The good news is that nobody has a monopoly on truth within the productivity niche. There aren’t any secrets that’ll transform you from procrastinator to overnight success. The bad news is that the hard work is yours and yours alone. For some reason that doesn’t drive pageviews the way the other stuff does.
Productive doesn’t mean successful
The truth is that practicing productivity doesn’t always correlate to success. Success doesn’t care about your grind, nor does it care about your productivity system. Success is a result of doing the right things over a sustained period mixed with a little bit of luck.
Is the goal to have prodigious output? Or is the goal to make meaningful progress on things that matter? Becoming really good at productivity means becoming really good at completing large numbers of tasks. I’d rather be really good at doing the right things than become really good at doing lots of things (most of which don’t matter).
Humans respond to incentive very well. Implied incentives are among the most devious because we’re not always aware of them. Be aware of the incentives you create for yourself. If you don’t have any specific goals, the default becomes more – more tasks created, more tasks completed and more productivity.
Productivity is really about how to do things we don’t want to do
“Few things are sadder than encountering a person who knows exactly what he should do, yet cannot muster enough energy to do it. ”
― Mihaly Csikszentmihalyi, Flow: The Psychology of Optimal Experience
Most of us don’t need a list or a calendar to tell us how to spend our free time. We know what we want to do. Certain hobbies or people become more important to us than others. We don’t need a system to help us spend time on them.
The reason we feel like we need a productivity system is that we’re doing work that doesn’t matter to us or we’re overcommitted.
If this is you, there’s no productivity system in the world that’ll solve your problems. A career change might - or being ruthless about culling your commitments and responsibilities.
An example: Several productivity systems focus on doing the hardest thing first, or “Eating that frog.” Completing a difficult task first thing in the morning makes the rest of the tasks you complete during the day seem easier by comparison.
This works, but it’s a truism. There’s no wisdom here. It’s just a parlor trick to get you to work on the things that you wouldn’t have otherwise. Said another way, wake up and do the thing that you have the most resistance to in order to free up your time for things that are easier to work on.
At the end of the day, the only thing that will help you tackle difficult tasks is grit, and a fair amount of discipline.

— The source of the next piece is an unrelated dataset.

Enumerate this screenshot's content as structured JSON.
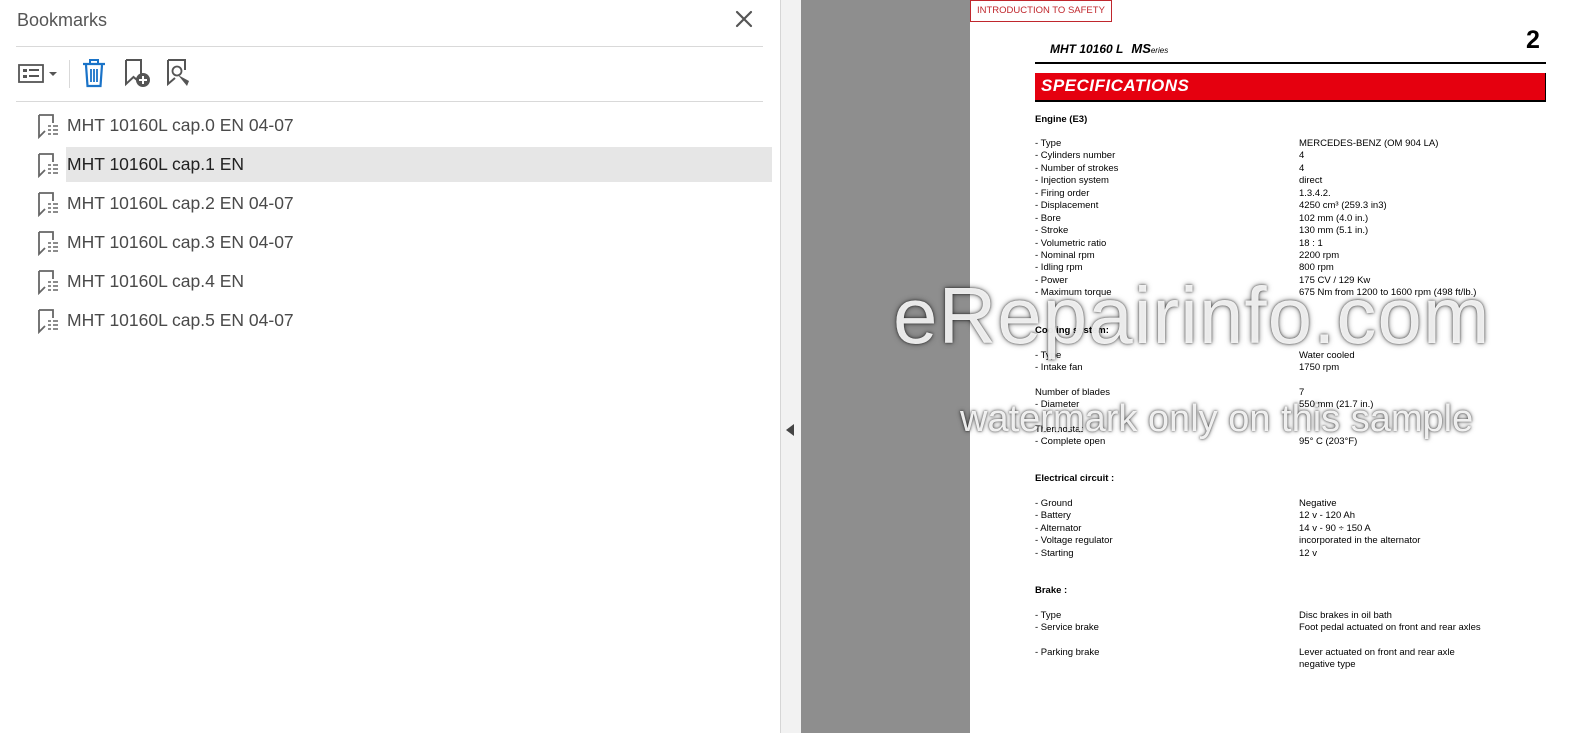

No system can replace or obviate these requirements. My best advice is to stop looking and start doing. That’s the only way progress is made.